April has been an interesting month in the eSports scene. There’s been some very interesting news and of course some fantastic plays. April has been the home of DreamHack’s first stop on their DreamHack: Open annual tour.
For those who don’t know, DreamHack is a Swedish group that started out as a gaming festival. Each year 20,000+ players head to Sweden with their setups for the biggest LAN party of the year. Accompanying the players is an array entertainment and concerts as well as some interesting lectures for games developers.
DreamHack falls under the eSports radar because of their involvement with Starcraft 2. Despite having LAN tournaments in games like League of Legends and Dawn of the Ancients 2, professional Starcraft 2 players have damn good reasons to be at DreamHack.
Throughout the year players gain WCS points along side their trophies and cash prizes. Through this point system, only the very best players are guaranteed to attend the Blizzcon finals. All of the stops on the DreamHack tour gives the pro players opportunities for those important WCS points. Coming first in a DreamHack event is the equivalent to coming third in a premier league regional finals. It’s a big thing!
We’ll be looking at the Bucharest finals later in the article but first I want to talk about some of the ways eSports and games are changing the world in their own way.
While still on the subject of Starcraft 2, at the start of the month a group of Swedish politicians took part in an online tournament to raise awareness of internet laws and eSports. Over the past 5 years there have been riots and protests especially in Egypt and America over government laws restricting internet content.
I find it an interesting topic because games and eSports are on the boundary of what constitutes explicit material.

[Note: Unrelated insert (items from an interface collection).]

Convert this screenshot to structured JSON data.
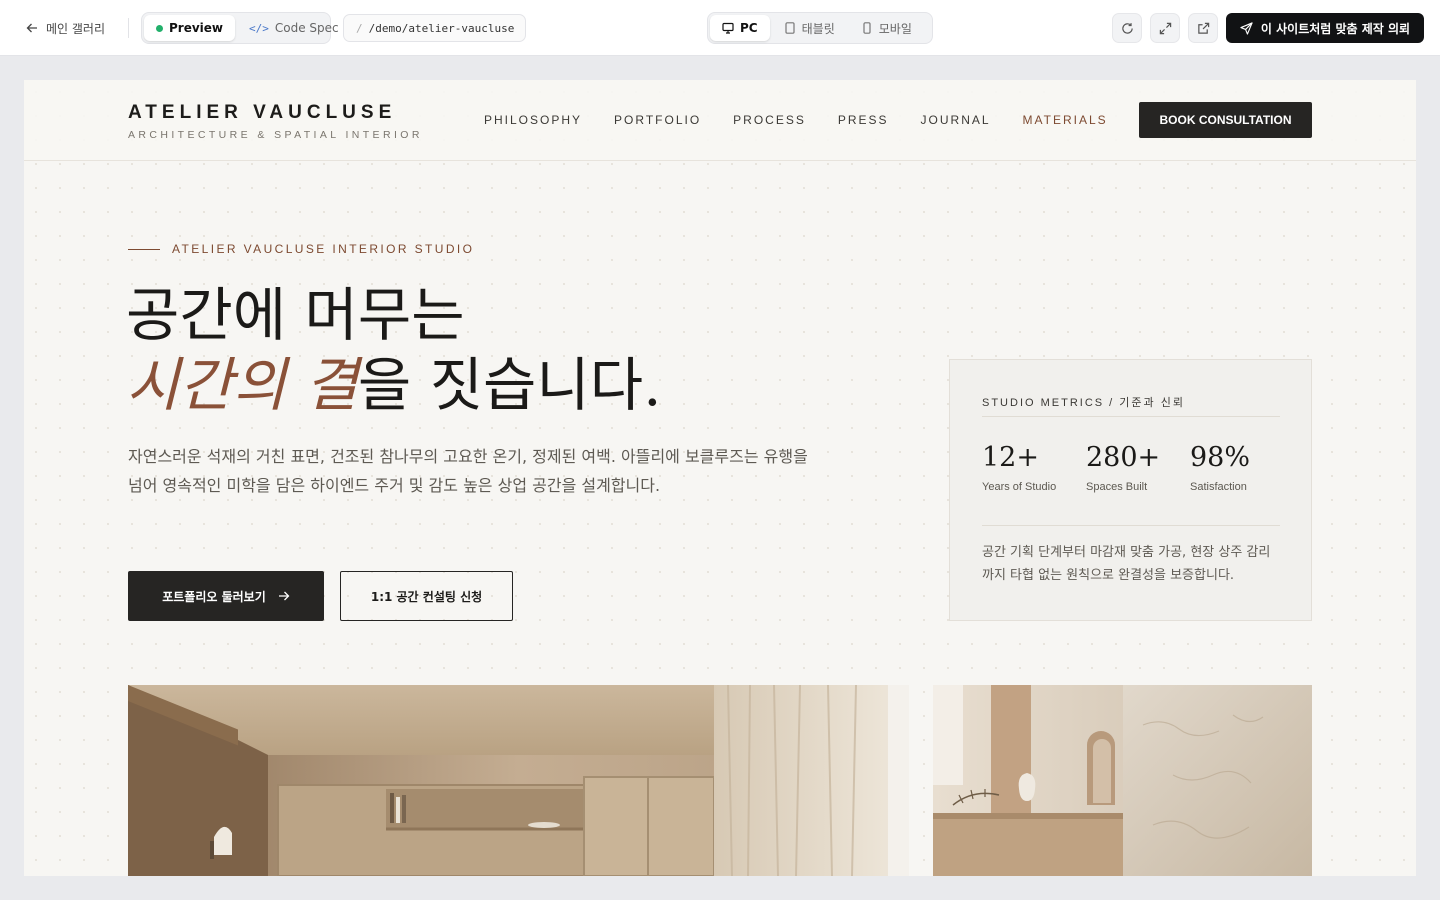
{
  "toolbar": {
    "back_label": "메인 갤러리",
    "tabs": [
      {
        "label": "Preview",
        "active": true
      },
      {
        "label": "Code Spec",
        "active": false
      }
    ],
    "path": "/demo/atelier-vaucluse",
    "devices": [
      {
        "label": "PC",
        "active": true
      },
      {
        "label": "태블릿",
        "active": false
      },
      {
        "label": "모바일",
        "active": false
      }
    ],
    "cta_label": "이 사이트처럼 맞춤 제작 의뢰"
  },
  "site": {
    "brand": {
      "name": "ATELIER VAUCLUSE",
      "tagline": "ARCHITECTURE & SPATIAL INTERIOR"
    },
    "nav": [
      {
        "label": "PHILOSOPHY"
      },
      {
        "label": "PORTFOLIO"
      },
      {
        "label": "PROCESS"
      },
      {
        "label": "PRESS"
      },
      {
        "label": "JOURNAL"
      },
      {
        "label": "MATERIALS"
      }
    ],
    "book_label": "BOOK CONSULTATION",
    "hero": {
      "eyebrow": "ATELIER VAUCLUSE INTERIOR STUDIO",
      "title_line1": "공간에 머무는",
      "title_accent": "시간의 결",
      "title_line2_rest": "을 짓습니다.",
      "description": "자연스러운 석재의 거친 표면, 건조된 참나무의 고요한 온기, 정제된 여백. 아뜰리에 보클루즈는 유행을 넘어 영속적인 미학을 담은 하이엔드 주거 및 감도 높은 상업 공간을 설계합니다.",
      "primary_cta": "포트폴리오 둘러보기",
      "secondary_cta": "1:1 공간 컨설팅 신청"
    },
    "metrics": {
      "label": "STUDIO METRICS / 기준과 신뢰",
      "items": [
        {
          "value": "12+",
          "caption": "Years of Studio"
        },
        {
          "value": "280+",
          "caption": "Spaces Built"
        },
        {
          "value": "98%",
          "caption": "Satisfaction"
        }
      ],
      "note": "공간 기획 단계부터 마감재 맞춤 가공, 현장 상주 감리까지 타협 없는 원칙으로 완결성을 보증합니다."
    }
  },
  "colors": {
    "accent": "#7d4a31",
    "dark": "#262523",
    "page_bg": "#f7f6f3",
    "status_green": "#22b06b"
  }
}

Call of Duty is a fantastic game, however, Modern Warfare 2’s infamous airport scene almost got the game banned. The scene has nothing to do with the multiplayer experience but if the government restricts internet use based on a game’s age rating then it will never become an eSport.
The other side of this coin is the political impact. Was this whole tournament a publicity stunt for upcoming elections? In a country where eSports is becoming as big as other sports, it would be easy to appeal to a younger crowd through games.
Despite the possible controversy of using eSports for votes, it’s certainly a possitive movement across the board. Political parties will now need to consider that there is more to the internet than just illegal downloads and social media.
A New Home For eSports
I’ve spoken about ESL and MLG before as the two defining organisations in eSports. I got wind of this story a little late but ESL are bringing a Dawn of the Ancients 2 (DOTA2) tournament to a football stadium in Germany. The tournament will be held at the Commerzbank-Arena World Football Stadium later this year. It will be the first time DOTA2 sees a crowd of this magnitude which is showing the game’s rapid popularity since its launch last year.
It doesn’t stop there. ESL rivals, MLG have announced the construction of a dedicated video game stadium in China. It’s a benchmark in history as it is the first building of its kind to ever be constructed. China is the home of the largest player base in the world and their neighbours in Korea are the best players in the world. The stadium will house 15,000 seats and finishes up 2017.
In the wake of NaNiWa’s controversial exit during the IEM championships, Norwegian player Snute takes center stage as he battles against the tyrant himself, Jaedong. Fair enough Snute lost the match but he lost 2-1 against one of the greatest Zerg players of all time. Snute shows he has what it takes to be the best European player by making Jaedong work hard for his place in the semi-finals.
In the last season InnoVation was crowned the best player in Starcraft 2. Despite losing that crown the Terran king demonstrated why he was number one in a solid TvT match against European player Bunny. InnoVation chose a Banshee harass strategy and Bunny saw it, built the correct counter strategy and lost simply because of the high skill difference.
Life went toe to toe against Protoss player Stardust. Stardust staying on top of Life’s gold base advantage. A great display of cheese vs cheese strategies and control under pressure. Ultimately Life won through effective macromanagement whilst keeping up with his opponent’s superb micromanagement.
I love TvZ matchups, I can’t express that enough! Life went against INnoVation in a clash of the titans. In match 1, Life obliterated INnoVation with some clever Zergling plays. The second match went to INnoVation for overall better skill. Their last match was anyones game, each player reading and reacting as needed but Life makes the clutch play to secure the spot in the finals.
Impact is a relatively new player to the Starcraft 2 pro scene and is showing off in amazing form in the DreamHack finals. He defeated MC and Jaedong who are constantly fighting over the top spot for highest earning eSports player of all time. Taking down two of the greatest players of all time, Impact is definitely one to watch in the future.
Impact still on top form takes on yet another legend in the form of Life in the Bucharest Grand Finals. Life proved to be a little too much for the un-seasoned player by winning 3-0. Life lives up to his name and memes with his amazing Zergling control. “Life always finds a way!”
See you all next month for the next instalment of the eSports monthly roundup.